TASK GOAL: Your answer should be a single number: the count of lines in the listing that contain "اطلاعیه".

═══ THE DATA

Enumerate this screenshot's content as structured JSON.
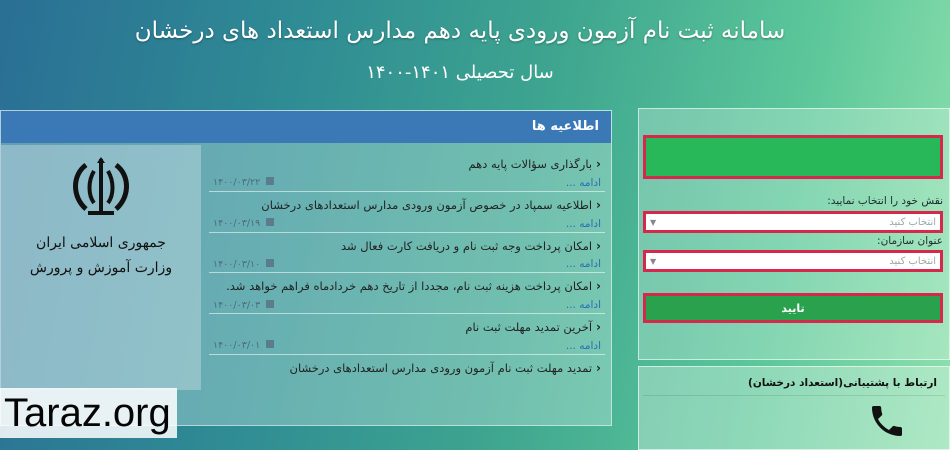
{
  "header": {
    "title": "سامانه ثبت نام آزمون ورودی پایه دهم مدارس استعداد های درخشان",
    "subtitle": "سال تحصیلی ۱۴۰۱-۱۴۰۰"
  },
  "news": {
    "heading": "اطلاعیه ها",
    "more_label": "ادامه ...",
    "items": [
      {
        "title": "بارگذاری سؤالات پایه دهم",
        "date": "۱۴۰۰/۰۳/۲۲"
      },
      {
        "title": "اطلاعیه سمپاد در خصوص آزمون ورودی مدارس استعدادهای درخشان",
        "date": "۱۴۰۰/۰۳/۱۹"
      },
      {
        "title": "امکان پرداخت وجه ثبت نام و دریافت کارت فعال شد",
        "date": "۱۴۰۰/۰۳/۱۰"
      },
      {
        "title": "امکان پرداخت هزینه ثبت نام، مجددا از تاریخ دهم خردادماه فراهم خواهد شد.",
        "date": "۱۴۰۰/۰۳/۰۳"
      },
      {
        "title": "آخرین تمدید مهلت ثبت نام",
        "date": "۱۴۰۰/۰۳/۰۱"
      },
      {
        "title": "تمدید مهلت ثبت نام آزمون ورودی مدارس استعدادهای درخشان",
        "date": ""
      }
    ]
  },
  "logo": {
    "line1": "جمهوری اسلامی ایران",
    "line2": "وزارت آموزش و پرورش"
  },
  "form": {
    "role_label": "نقش خود را انتخاب نمایید:",
    "role_placeholder": "انتخاب کنید",
    "org_label": "عنوان سازمان:",
    "org_placeholder": "انتخاب کنید",
    "submit_label": "تایید"
  },
  "support": {
    "title": "ارتباط با پشتیبانی(استعداد درخشان)"
  },
  "watermark": "Taraz.org",
  "colors": {
    "accent_blue": "#3a78b6",
    "highlight_red": "#d6284a",
    "green": "#28b859"
  }
}
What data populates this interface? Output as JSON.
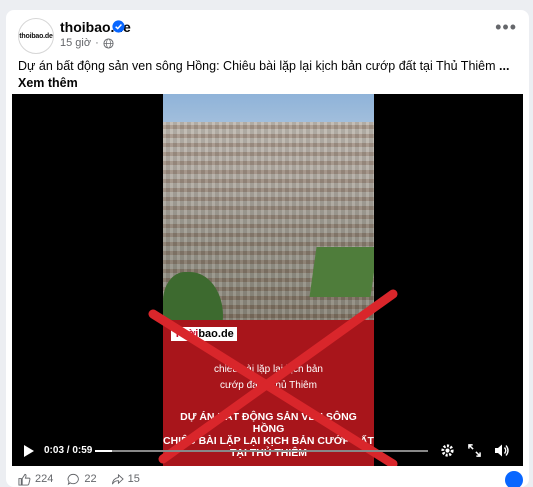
{
  "post": {
    "page_name": "thoibao.de",
    "avatar_text": "thoibao.de",
    "time": "15 giờ",
    "separator": "·",
    "caption": "Dự án bất động sản ven sông Hồng: Chiêu bài lặp lại kịch bản cướp đất tại Thủ Thiêm",
    "see_more": "... Xem thêm",
    "more_icon": "more-horizontal-icon"
  },
  "video": {
    "brand_tag_red": "Thời",
    "brand_tag_black": "bao.de",
    "subtitle_line1": "chiêu bài lặp lại kịch bản",
    "subtitle_line2": "cướp đất ở thủ Thiêm",
    "headline_line1": "DỰ ÁN BẤT ĐỘNG SẢN VEN SÔNG HỒNG",
    "headline_line2": "CHIÊU BÀI LẶP LẠI KỊCH BẢN CƯỚP ĐẤT",
    "headline_line3": "TẠI THỦ THIÊM",
    "time_display": "0:03 / 0:59",
    "progress": 0.05,
    "accent_red": "#d9262b"
  },
  "reactions": {
    "likes": "224",
    "comments": "22",
    "shares": "15"
  }
}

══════

ANSWER FOR THE TASK: 2